* DATA SUPPLIED:

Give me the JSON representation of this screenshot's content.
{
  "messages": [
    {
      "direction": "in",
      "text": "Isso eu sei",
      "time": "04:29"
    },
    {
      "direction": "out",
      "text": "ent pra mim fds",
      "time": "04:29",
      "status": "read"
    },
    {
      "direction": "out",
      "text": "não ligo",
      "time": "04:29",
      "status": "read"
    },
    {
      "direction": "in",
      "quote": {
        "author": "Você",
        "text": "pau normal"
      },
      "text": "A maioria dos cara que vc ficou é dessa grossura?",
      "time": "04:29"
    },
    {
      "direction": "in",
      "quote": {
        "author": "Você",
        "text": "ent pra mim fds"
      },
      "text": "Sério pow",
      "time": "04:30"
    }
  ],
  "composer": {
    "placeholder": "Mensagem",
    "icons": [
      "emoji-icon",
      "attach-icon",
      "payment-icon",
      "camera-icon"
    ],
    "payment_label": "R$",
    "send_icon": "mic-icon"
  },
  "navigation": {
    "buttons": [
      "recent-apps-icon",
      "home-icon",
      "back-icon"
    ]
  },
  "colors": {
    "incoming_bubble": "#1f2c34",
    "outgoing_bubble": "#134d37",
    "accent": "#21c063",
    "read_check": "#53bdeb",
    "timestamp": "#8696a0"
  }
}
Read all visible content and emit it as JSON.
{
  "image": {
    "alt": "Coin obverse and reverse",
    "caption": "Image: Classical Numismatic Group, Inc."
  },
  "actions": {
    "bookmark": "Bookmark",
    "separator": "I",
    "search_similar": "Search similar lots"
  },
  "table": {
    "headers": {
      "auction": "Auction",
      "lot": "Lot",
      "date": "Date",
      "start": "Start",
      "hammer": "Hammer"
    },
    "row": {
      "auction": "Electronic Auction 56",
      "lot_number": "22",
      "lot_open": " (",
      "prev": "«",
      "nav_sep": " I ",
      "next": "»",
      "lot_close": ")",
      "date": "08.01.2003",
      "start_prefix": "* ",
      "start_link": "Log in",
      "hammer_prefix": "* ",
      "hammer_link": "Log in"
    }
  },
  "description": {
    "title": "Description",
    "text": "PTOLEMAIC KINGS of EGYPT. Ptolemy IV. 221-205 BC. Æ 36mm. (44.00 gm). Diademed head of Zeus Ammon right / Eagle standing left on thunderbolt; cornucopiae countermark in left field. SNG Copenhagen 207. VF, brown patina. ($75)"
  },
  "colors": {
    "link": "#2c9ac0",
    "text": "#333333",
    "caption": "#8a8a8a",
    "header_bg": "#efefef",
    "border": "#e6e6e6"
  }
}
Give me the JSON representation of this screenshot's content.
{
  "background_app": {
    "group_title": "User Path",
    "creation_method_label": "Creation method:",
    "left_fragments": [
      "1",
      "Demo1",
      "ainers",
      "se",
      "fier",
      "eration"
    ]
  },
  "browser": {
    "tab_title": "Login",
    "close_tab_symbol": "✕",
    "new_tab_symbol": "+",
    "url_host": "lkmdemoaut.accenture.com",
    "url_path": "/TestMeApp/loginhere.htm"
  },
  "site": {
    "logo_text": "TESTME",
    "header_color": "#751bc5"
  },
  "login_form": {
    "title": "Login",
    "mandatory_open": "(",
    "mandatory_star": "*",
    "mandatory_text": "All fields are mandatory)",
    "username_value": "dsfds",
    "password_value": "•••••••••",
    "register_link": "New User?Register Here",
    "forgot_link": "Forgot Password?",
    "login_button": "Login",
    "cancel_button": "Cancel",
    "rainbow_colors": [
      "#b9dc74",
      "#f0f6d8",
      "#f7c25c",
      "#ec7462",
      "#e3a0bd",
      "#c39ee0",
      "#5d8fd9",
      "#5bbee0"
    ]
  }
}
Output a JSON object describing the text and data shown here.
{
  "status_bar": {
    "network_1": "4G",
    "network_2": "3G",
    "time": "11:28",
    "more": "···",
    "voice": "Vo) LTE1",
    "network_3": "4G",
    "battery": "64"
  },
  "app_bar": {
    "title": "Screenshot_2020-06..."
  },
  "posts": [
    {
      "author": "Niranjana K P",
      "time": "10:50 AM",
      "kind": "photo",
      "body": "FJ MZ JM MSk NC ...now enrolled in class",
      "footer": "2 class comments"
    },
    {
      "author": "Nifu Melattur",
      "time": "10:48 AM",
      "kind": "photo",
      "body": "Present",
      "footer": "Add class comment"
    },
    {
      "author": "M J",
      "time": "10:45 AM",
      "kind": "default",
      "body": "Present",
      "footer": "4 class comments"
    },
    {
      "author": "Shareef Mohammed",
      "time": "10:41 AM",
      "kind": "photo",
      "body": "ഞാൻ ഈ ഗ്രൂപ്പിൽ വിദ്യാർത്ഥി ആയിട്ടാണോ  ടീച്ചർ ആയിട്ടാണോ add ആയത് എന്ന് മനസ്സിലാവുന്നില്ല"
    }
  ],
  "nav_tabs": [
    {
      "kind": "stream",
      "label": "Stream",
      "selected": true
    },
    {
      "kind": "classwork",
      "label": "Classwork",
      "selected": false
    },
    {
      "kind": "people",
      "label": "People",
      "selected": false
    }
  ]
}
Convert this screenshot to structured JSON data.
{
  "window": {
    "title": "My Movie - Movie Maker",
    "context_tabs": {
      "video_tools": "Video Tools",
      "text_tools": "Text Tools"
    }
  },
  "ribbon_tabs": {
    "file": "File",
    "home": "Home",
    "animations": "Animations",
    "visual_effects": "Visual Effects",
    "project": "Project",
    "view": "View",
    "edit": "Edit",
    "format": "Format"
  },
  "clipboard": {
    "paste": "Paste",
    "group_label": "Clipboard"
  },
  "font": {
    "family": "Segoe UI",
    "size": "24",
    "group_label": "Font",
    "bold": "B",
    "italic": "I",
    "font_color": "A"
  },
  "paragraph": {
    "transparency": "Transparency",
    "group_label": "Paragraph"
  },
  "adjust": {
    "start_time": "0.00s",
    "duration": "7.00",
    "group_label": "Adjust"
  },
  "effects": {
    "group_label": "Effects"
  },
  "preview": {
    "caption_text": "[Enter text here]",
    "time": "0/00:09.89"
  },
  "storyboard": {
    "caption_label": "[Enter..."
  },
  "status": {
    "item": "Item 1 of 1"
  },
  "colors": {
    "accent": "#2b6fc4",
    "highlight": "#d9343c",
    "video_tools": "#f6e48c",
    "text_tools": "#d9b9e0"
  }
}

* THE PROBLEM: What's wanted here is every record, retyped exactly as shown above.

* RESPONSE AREA:
Give me the JSON representation of this screenshot's content.
{
  "messages": [
    {
      "direction": "in",
      "text": "Isso eu sei",
      "time": "04:29"
    },
    {
      "direction": "out",
      "text": "ent pra mim fds",
      "time": "04:29",
      "status": "read"
    },
    {
      "direction": "out",
      "text": "não ligo",
      "time": "04:29",
      "status": "read"
    },
    {
      "direction": "in",
      "quote": {
        "author": "Você",
        "text": "pau normal"
      },
      "text": "A maioria dos cara que vc ficou é dessa grossura?",
      "time": "04:29"
    },
    {
      "direction": "in",
      "quote": {
        "author": "Você",
        "text": "ent pra mim fds"
      },
      "text": "Sério pow",
      "time": "04:30"
    }
  ],
  "composer": {
    "placeholder": "Mensagem",
    "icons": [
      "emoji-icon",
      "attach-icon",
      "payment-icon",
      "camera-icon"
    ],
    "payment_label": "R$",
    "send_icon": "mic-icon"
  },
  "navigation": {
    "buttons": [
      "recent-apps-icon",
      "home-icon",
      "back-icon"
    ]
  },
  "colors": {
    "incoming_bubble": "#1f2c34",
    "outgoing_bubble": "#134d37",
    "accent": "#21c063",
    "read_check": "#53bdeb",
    "timestamp": "#8696a0"
  }
}
Read all visible content and emit it as JSON.
{
  "image": {
    "alt": "Coin obverse and reverse",
    "caption": "Image: Classical Numismatic Group, Inc."
  },
  "actions": {
    "bookmark": "Bookmark",
    "separator": "I",
    "search_similar": "Search similar lots"
  },
  "table": {
    "headers": {
      "auction": "Auction",
      "lot": "Lot",
      "date": "Date",
      "start": "Start",
      "hammer": "Hammer"
    },
    "row": {
      "auction": "Electronic Auction 56",
      "lot_number": "22",
      "lot_open": " (",
      "prev": "«",
      "nav_sep": " I ",
      "next": "»",
      "lot_close": ")",
      "date": "08.01.2003",
      "start_prefix": "* ",
      "start_link": "Log in",
      "hammer_prefix": "* ",
      "hammer_link": "Log in"
    }
  },
  "description": {
    "title": "Description",
    "text": "PTOLEMAIC KINGS of EGYPT. Ptolemy IV. 221-205 BC. Æ 36mm. (44.00 gm). Diademed head of Zeus Ammon right / Eagle standing left on thunderbolt; cornucopiae countermark in left field. SNG Copenhagen 207. VF, brown patina. ($75)"
  },
  "colors": {
    "link": "#2c9ac0",
    "text": "#333333",
    "caption": "#8a8a8a",
    "header_bg": "#efefef",
    "border": "#e6e6e6"
  }
}
Give me the JSON representation of this screenshot's content.
{
  "background_app": {
    "group_title": "User Path",
    "creation_method_label": "Creation method:",
    "left_fragments": [
      "1",
      "Demo1",
      "ainers",
      "se",
      "fier",
      "eration"
    ]
  },
  "browser": {
    "tab_title": "Login",
    "close_tab_symbol": "✕",
    "new_tab_symbol": "+",
    "url_host": "lkmdemoaut.accenture.com",
    "url_path": "/TestMeApp/loginhere.htm"
  },
  "site": {
    "logo_text": "TESTME",
    "header_color": "#751bc5"
  },
  "login_form": {
    "title": "Login",
    "mandatory_open": "(",
    "mandatory_star": "*",
    "mandatory_text": "All fields are mandatory)",
    "username_value": "dsfds",
    "password_value": "•••••••••",
    "register_link": "New User?Register Here",
    "forgot_link": "Forgot Password?",
    "login_button": "Login",
    "cancel_button": "Cancel",
    "rainbow_colors": [
      "#b9dc74",
      "#f0f6d8",
      "#f7c25c",
      "#ec7462",
      "#e3a0bd",
      "#c39ee0",
      "#5d8fd9",
      "#5bbee0"
    ]
  }
}
Output a JSON object describing the text and data shown here.
{
  "status_bar": {
    "network_1": "4G",
    "network_2": "3G",
    "time": "11:28",
    "more": "···",
    "voice": "Vo) LTE1",
    "network_3": "4G",
    "battery": "64"
  },
  "app_bar": {
    "title": "Screenshot_2020-06..."
  },
  "posts": [
    {
      "author": "Niranjana K P",
      "time": "10:50 AM",
      "kind": "photo",
      "body": "FJ MZ JM MSk NC ...now enrolled in class",
      "footer": "2 class comments"
    },
    {
      "author": "Nifu Melattur",
      "time": "10:48 AM",
      "kind": "photo",
      "body": "Present",
      "footer": "Add class comment"
    },
    {
      "author": "M J",
      "time": "10:45 AM",
      "kind": "default",
      "body": "Present",
      "footer": "4 class comments"
    },
    {
      "author": "Shareef Mohammed",
      "time": "10:41 AM",
      "kind": "photo",
      "body": "ഞാൻ ഈ ഗ്രൂപ്പിൽ വിദ്യാർത്ഥി ആയിട്ടാണോ  ടീച്ചർ ആയിട്ടാണോ add ആയത് എന്ന് മനസ്സിലാവുന്നില്ല"
    }
  ],
  "nav_tabs": [
    {
      "kind": "stream",
      "label": "Stream",
      "selected": true
    },
    {
      "kind": "classwork",
      "label": "Classwork",
      "selected": false
    },
    {
      "kind": "people",
      "label": "People",
      "selected": false
    }
  ]
}
Convert this screenshot to structured JSON data.
{
  "window": {
    "title": "My Movie - Movie Maker",
    "context_tabs": {
      "video_tools": "Video Tools",
      "text_tools": "Text Tools"
    }
  },
  "ribbon_tabs": {
    "file": "File",
    "home": "Home",
    "animations": "Animations",
    "visual_effects": "Visual Effects",
    "project": "Project",
    "view": "View",
    "edit": "Edit",
    "format": "Format"
  },
  "clipboard": {
    "paste": "Paste",
    "group_label": "Clipboard"
  },
  "font": {
    "family": "Segoe UI",
    "size": "24",
    "group_label": "Font",
    "bold": "B",
    "italic": "I",
    "font_color": "A"
  },
  "paragraph": {
    "transparency": "Transparency",
    "group_label": "Paragraph"
  },
  "adjust": {
    "start_time": "0.00s",
    "duration": "7.00",
    "group_label": "Adjust"
  },
  "effects": {
    "group_label": "Effects"
  },
  "preview": {
    "caption_text": "[Enter text here]",
    "time": "0/00:09.89"
  },
  "storyboard": {
    "caption_label": "[Enter..."
  },
  "status": {
    "item": "Item 1 of 1"
  },
  "colors": {
    "accent": "#2b6fc4",
    "highlight": "#d9343c",
    "video_tools": "#f6e48c",
    "text_tools": "#d9b9e0"
  }
}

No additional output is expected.